Where the drain changes shape from round concrete to arched brick.
Looking out of the labs at the company garages.
Artifacts from the days this was a furniture factory and warehouse.
This picture typifies the industrial ideal of the early 20th century. More metal than air. More efficiency than beauty. More profits than people.
Pozo Mine, the most menacing mine building I’ve ever seen. Black and white film, shot with the Fuji GX680, a beast of a camera.
A huge steel tank, one of several left over, left over from either the Ashland Oil or Allied Chemical periods.
This is part of the oldest section of factory, one that hasn’t had a roof in a long time and all usable equipment has been extracted. The machines pictured would spin sliced beets in boiling water… it was a sealed system before someone cut holes on sides of each unit.
Powdered coal would sit in these hoppers before they get mixed with water to make a slurry. Then the mixture is injected into the firebox and ignited to make a coal-powered flamethrower capable of boiling water very quickly.

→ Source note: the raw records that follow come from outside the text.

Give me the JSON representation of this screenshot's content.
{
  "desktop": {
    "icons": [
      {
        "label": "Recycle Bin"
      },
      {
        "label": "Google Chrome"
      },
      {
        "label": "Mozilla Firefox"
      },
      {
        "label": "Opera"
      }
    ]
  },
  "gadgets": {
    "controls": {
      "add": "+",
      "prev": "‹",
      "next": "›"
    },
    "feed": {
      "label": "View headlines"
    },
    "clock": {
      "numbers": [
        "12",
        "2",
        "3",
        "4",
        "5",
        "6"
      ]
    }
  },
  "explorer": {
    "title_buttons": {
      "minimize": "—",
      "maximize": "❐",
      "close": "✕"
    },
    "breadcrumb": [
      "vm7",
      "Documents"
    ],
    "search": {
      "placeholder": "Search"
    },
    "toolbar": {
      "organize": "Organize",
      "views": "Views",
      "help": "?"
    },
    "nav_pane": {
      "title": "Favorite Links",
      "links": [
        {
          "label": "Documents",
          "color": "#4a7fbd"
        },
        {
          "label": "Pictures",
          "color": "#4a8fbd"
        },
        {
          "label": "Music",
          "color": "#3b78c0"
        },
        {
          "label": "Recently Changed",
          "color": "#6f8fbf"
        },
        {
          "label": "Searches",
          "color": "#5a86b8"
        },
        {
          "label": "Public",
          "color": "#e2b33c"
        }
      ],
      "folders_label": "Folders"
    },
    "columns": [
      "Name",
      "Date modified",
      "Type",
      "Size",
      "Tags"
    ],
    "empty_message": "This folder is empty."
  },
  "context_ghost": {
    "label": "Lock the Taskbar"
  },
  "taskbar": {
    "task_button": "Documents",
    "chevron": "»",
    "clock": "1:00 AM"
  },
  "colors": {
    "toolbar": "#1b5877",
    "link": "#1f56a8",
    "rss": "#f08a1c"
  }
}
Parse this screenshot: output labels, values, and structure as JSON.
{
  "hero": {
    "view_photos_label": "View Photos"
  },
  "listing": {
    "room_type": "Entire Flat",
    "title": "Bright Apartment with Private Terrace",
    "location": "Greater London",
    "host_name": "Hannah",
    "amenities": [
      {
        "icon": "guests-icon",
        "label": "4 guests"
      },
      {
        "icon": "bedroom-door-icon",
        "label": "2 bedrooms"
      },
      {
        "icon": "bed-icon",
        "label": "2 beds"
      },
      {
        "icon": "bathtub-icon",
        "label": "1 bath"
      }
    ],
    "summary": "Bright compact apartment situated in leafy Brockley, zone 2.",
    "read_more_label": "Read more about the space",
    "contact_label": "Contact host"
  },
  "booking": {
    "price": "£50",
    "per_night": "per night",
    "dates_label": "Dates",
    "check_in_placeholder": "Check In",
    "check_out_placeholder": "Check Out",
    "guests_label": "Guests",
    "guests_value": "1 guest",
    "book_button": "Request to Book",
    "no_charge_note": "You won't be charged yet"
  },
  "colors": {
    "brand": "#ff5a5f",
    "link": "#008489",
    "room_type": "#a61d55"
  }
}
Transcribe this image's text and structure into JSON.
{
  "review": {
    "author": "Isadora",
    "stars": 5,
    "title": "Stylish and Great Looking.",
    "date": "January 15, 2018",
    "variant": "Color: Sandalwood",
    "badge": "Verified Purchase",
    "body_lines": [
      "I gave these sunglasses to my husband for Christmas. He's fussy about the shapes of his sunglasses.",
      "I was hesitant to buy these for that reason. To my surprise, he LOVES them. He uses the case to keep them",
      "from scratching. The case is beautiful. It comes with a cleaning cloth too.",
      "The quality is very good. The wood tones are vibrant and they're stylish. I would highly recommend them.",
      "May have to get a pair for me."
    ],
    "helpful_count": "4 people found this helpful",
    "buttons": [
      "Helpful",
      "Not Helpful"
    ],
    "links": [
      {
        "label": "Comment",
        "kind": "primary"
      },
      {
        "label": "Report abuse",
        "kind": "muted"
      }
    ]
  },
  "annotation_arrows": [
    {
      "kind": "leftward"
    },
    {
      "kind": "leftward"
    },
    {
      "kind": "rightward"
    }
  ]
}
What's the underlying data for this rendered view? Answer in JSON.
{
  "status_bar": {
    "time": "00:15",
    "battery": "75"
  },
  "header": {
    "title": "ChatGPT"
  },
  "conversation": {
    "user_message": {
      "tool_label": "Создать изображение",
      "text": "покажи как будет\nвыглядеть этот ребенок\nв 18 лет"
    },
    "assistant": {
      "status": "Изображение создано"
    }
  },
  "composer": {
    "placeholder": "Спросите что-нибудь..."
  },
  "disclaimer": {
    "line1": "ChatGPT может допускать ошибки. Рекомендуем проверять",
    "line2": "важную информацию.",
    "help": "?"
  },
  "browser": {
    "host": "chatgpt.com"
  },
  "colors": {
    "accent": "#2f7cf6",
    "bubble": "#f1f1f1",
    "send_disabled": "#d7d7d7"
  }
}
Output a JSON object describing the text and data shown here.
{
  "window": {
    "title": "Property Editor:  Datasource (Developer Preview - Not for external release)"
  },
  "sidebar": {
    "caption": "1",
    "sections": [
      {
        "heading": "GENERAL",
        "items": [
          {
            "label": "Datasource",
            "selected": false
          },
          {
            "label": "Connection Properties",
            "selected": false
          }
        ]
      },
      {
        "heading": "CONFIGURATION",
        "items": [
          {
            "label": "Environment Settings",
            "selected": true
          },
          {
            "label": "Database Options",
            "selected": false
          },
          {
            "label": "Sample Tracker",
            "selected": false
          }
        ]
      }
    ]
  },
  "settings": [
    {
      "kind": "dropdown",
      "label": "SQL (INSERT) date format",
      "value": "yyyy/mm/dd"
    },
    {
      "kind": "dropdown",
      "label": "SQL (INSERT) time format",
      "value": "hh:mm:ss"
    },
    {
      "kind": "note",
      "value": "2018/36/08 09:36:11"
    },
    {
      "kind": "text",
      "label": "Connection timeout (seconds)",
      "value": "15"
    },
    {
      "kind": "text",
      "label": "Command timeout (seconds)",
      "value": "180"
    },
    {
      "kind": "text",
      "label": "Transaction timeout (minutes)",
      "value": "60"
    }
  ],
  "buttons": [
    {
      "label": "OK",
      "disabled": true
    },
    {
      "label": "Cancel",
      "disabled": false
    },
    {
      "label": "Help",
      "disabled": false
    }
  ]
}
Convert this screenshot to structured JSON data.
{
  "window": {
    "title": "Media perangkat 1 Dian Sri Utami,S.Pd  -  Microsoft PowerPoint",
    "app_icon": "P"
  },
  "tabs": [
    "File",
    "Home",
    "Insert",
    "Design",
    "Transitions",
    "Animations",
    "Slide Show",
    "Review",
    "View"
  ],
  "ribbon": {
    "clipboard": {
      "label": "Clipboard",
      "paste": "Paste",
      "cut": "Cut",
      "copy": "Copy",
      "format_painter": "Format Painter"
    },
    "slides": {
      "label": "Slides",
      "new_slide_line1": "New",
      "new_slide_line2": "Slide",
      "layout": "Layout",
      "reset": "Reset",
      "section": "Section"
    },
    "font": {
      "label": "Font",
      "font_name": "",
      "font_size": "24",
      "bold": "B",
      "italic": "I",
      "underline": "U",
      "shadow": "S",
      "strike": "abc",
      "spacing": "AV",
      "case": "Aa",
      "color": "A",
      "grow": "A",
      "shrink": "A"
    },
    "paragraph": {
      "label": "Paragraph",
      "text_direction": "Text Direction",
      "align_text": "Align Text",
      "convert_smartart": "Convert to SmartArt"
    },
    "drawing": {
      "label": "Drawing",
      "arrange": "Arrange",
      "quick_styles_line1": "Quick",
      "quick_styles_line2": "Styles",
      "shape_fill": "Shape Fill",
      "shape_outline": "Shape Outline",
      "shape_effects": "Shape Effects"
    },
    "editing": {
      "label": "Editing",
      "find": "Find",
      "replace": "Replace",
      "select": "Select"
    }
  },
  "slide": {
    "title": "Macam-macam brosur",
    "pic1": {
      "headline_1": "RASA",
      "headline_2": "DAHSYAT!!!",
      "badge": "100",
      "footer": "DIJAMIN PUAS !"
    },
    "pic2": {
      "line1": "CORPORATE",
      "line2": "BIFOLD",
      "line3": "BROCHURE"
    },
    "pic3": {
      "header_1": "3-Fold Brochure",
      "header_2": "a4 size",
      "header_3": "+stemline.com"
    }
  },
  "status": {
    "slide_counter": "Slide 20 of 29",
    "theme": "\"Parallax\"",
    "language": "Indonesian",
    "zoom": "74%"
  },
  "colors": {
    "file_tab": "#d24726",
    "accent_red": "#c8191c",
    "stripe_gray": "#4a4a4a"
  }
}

The topmost roof of the hospital is covered in antennae and includes a star that faced the rest of the complex, now demolished.